Turning to Hawkins' arguments that she was totally disabled because of her back pain, we note that the determination of disability rests with the Secretary and not with the conclusory statements of treating physicians. King v. Heckler, 742 F.2d 968, 973 (6th Cir. 1984). "This determination obviously involves consideration of many factors, only one of which is medical impairment...." Id. Normally, substantial deference must be given to the opinions of treating physicians. Id. However, the Secretary is not bound to accept a treating physician's opinion if he can identify good reason for rejecting it. See id.

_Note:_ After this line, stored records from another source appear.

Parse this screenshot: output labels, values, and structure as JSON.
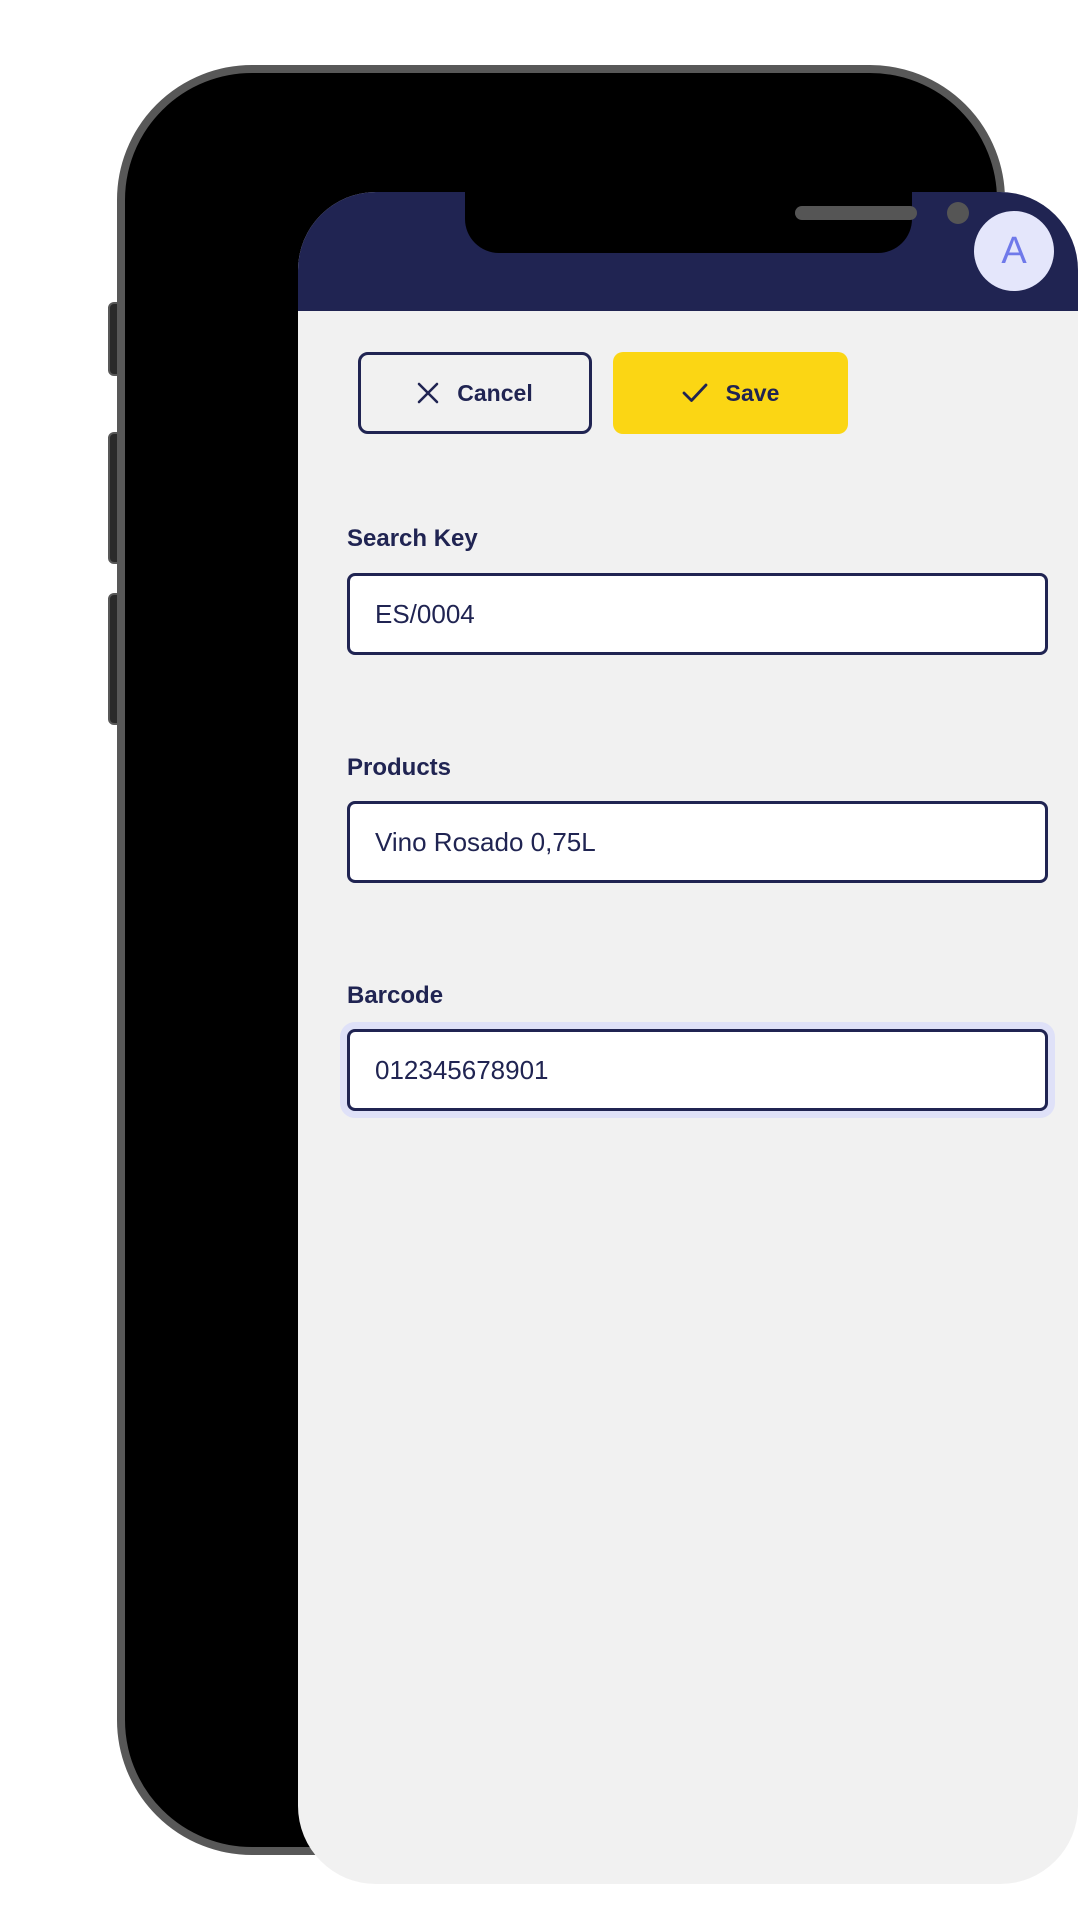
{
  "header": {
    "avatar_initial": "A",
    "background_color": "#202452"
  },
  "toolbar": {
    "cancel_label": "Cancel",
    "save_label": "Save",
    "save_color": "#fbd614"
  },
  "form": {
    "fields": [
      {
        "label": "Search Key",
        "value": "ES/0004"
      },
      {
        "label": "Products",
        "value": "Vino Rosado 0,75L"
      },
      {
        "label": "Barcode",
        "value": "012345678901",
        "focused": true
      }
    ]
  },
  "icons": {
    "cancel": "close-icon",
    "save": "check-icon"
  }
}
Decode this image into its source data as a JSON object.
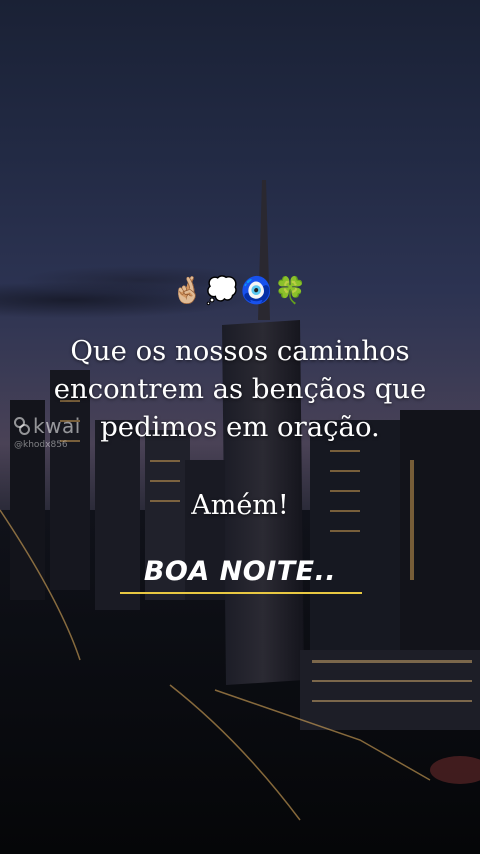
{
  "emoji": {
    "fingers": "🤞🏼",
    "thought": "💭",
    "nazar": "🧿",
    "clover": "🍀"
  },
  "message_lines": [
    "Que os nossos caminhos",
    "encontrem as bençãos que",
    "pedimos em oração."
  ],
  "amen": "Amém!",
  "greeting": "BOA NOITE..",
  "watermark": {
    "brand": "kwai",
    "handle": "@khodx856"
  },
  "colors": {
    "text": "#ffffff",
    "underline": "#e8c842",
    "sky_top": "#1a2135",
    "horizon": "#4a4256"
  }
}
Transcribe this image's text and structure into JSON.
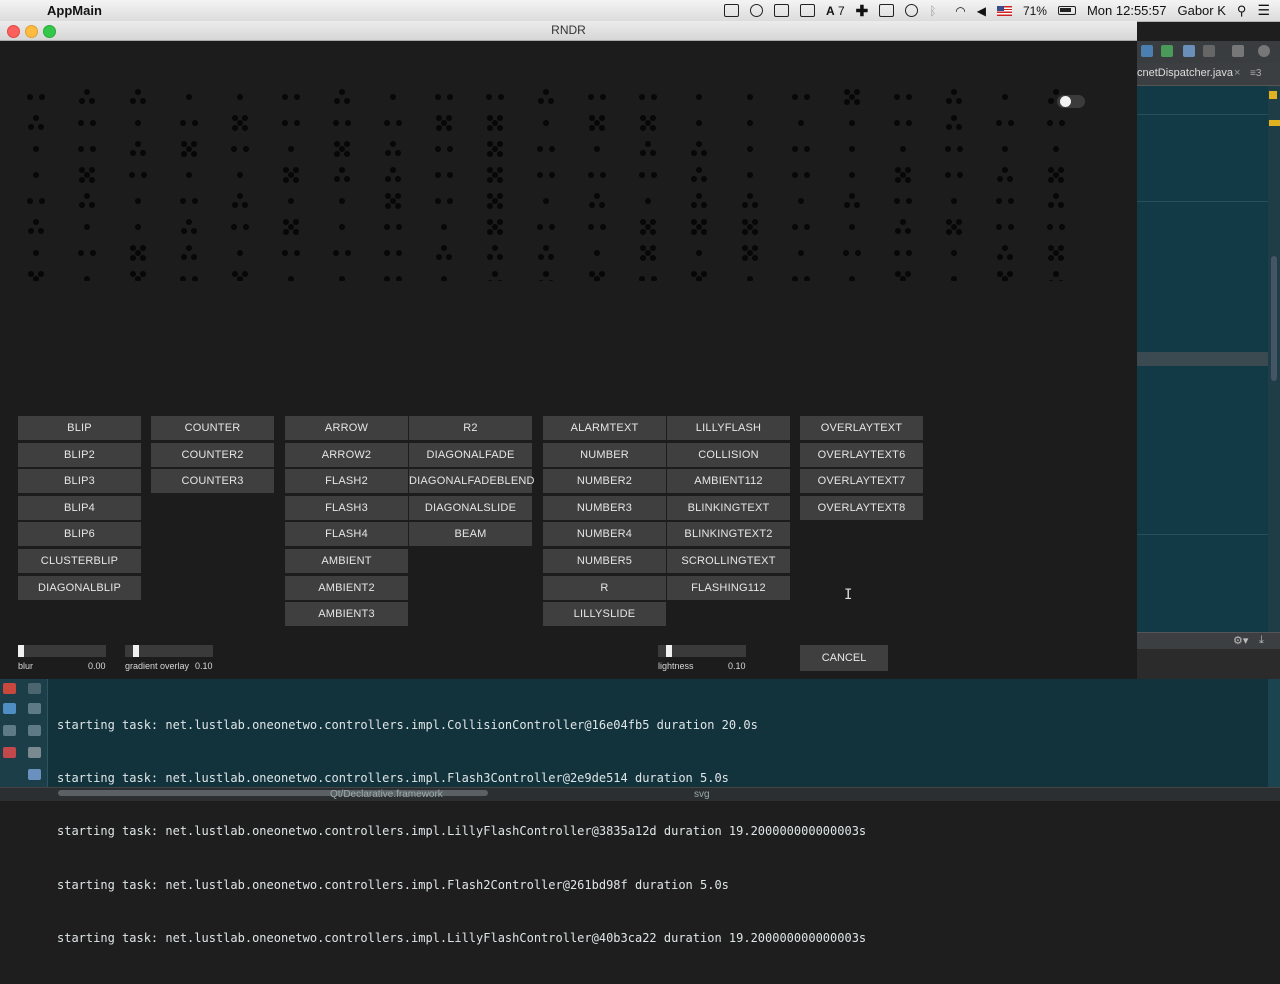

The second ALJ identified legitimate reasons for rejecting Dr. Weitzman's opinion that back pain prevented Hawkins from sitting/standing six of eight hours. The X-rays that Dr. Weitzman supposedly relied upon were never made part of the record. Dr. Weitzman supposedly relied upon EMGs to support his opinion, but the only evidence of EMGs in the record came from Dr. Sabbota and showed normal EMGs.1 

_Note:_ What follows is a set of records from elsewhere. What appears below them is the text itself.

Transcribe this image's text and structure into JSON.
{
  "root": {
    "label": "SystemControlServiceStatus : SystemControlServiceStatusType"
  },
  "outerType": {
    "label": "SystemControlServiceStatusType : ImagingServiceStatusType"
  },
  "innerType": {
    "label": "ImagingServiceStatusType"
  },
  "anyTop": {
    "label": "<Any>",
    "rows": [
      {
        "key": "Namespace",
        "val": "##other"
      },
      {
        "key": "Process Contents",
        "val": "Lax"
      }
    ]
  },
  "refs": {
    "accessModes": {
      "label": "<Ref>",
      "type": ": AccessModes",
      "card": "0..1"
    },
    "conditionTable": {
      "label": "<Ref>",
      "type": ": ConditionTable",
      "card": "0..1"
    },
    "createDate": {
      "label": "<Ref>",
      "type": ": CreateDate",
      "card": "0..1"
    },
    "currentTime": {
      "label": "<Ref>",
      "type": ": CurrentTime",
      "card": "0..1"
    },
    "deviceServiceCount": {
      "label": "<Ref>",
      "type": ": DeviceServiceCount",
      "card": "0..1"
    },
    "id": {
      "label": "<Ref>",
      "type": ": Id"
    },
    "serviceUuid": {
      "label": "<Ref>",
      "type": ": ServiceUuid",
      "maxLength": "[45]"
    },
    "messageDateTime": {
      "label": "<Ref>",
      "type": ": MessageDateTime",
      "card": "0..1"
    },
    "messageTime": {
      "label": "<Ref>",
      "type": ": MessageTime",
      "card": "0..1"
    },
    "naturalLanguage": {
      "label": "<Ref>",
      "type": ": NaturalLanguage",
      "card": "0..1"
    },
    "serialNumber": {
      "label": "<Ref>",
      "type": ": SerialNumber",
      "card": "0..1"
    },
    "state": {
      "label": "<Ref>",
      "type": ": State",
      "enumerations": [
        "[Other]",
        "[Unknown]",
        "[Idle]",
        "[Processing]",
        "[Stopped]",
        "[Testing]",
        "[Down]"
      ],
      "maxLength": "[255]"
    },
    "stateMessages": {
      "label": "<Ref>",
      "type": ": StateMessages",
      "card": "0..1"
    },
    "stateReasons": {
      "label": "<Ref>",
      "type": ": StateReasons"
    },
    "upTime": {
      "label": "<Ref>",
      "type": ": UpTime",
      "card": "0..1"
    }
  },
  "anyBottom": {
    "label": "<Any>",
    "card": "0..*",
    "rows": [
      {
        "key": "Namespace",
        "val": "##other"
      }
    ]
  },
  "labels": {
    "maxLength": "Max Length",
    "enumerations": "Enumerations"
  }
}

Dr. Weitzman found that Hawkins had severe limitation of movement in her left knee and moderate limitation of movement in her back. However, Dr. Rivera and Dr. Sabbota made contrary findings.

Furthermore, as the ALJ pointed out, Dr. Weitzman's opinion was based upon the incorrect assumption that Hawkins would be forced to sit/stand for a "defined" period of time. We hold that the above factors identified by the second ALJ constitute substantial evidence to support his rejection of Dr. Weitzman's opinion.

Hawkins next argues that the ALJ failed to consider the combined impact of all her impairments. When the ALJ found that Hawkins was unable to perform her past relevant work, the burden shifted to the Secretary to prove that work existed in the national economy which Hawkins could perform. E.g., Kirk v. Secretary of Health & Human Services, 667 F.2d 524, 529 (6th Cir. 1981), cert. denied, 461 U.S. 957 (1983). The Secretary may carry this burden by reliance upon the answer of a vocational expert to a "hypothetical question, but only 'if the question accurately portrays [the claimant's] individual physical and mental impairments.' " Varley v. Secretary of Health & Human Services, 820 F.2d 777, 779 (6th Cir. 1987) (quoting Podedworny v. Harris, 745 F.2d 210, 218 (3d Cir. 1984)). The "hypothetical" need not be couched in the claimant's chosen words if it "fairly takes into account" the claimant's limitations and if the factual assumptions underlying the hypothetical are supported by substantial evidence. Id. at 780.

The foregoing analysis has demonstrated that substantial evidence supported the factual assumptions that Hawkins could sit/stand six hours of an eight-hour day and that Hawkins did not suffer disabling sinus headaches. Hawkins argues that the hypothetical should have assumed that her cardiac condition prevented her from lifting twenty pounds frequently, that pain from the dermatological impairments in her hands hampered her ability to work, that she suffered pain in her feet, and that she was hampered by a frequent urge to urinate.

Having carefully reviewed the record, we believe that substantial evidence supports the ALJ's finding that Hawkins greatly exaggerated her own limitations. Thus, the ALJ was justified in excluding from the hypothetical alleged impairments not proven by objective medical evidence. Since the ALJ based his decision that Hawkins was not disabled upon the answer to a hypothetical question which "fairly took into account" all the physical impairments proven by objective medical evidence, we hold that the ALJ considered the combined impact of Hawkins' impairments.

Accordingly, for the reasons stated, the judgment of the district court is AFFIRMED.


The ALJ also spoke of a negative myelogram. Hawkins points out that there is no evidence in the record of a negative myelogram. However, if the ALJ did mistakenly point to a negative myelogram, the mistake was harmless error. The ALJ discussed myelograms only to show that Dr. Weitzman had no "X-rays, EMGs, and myelograms" to support his opinion as to Hawkins' physical disabilities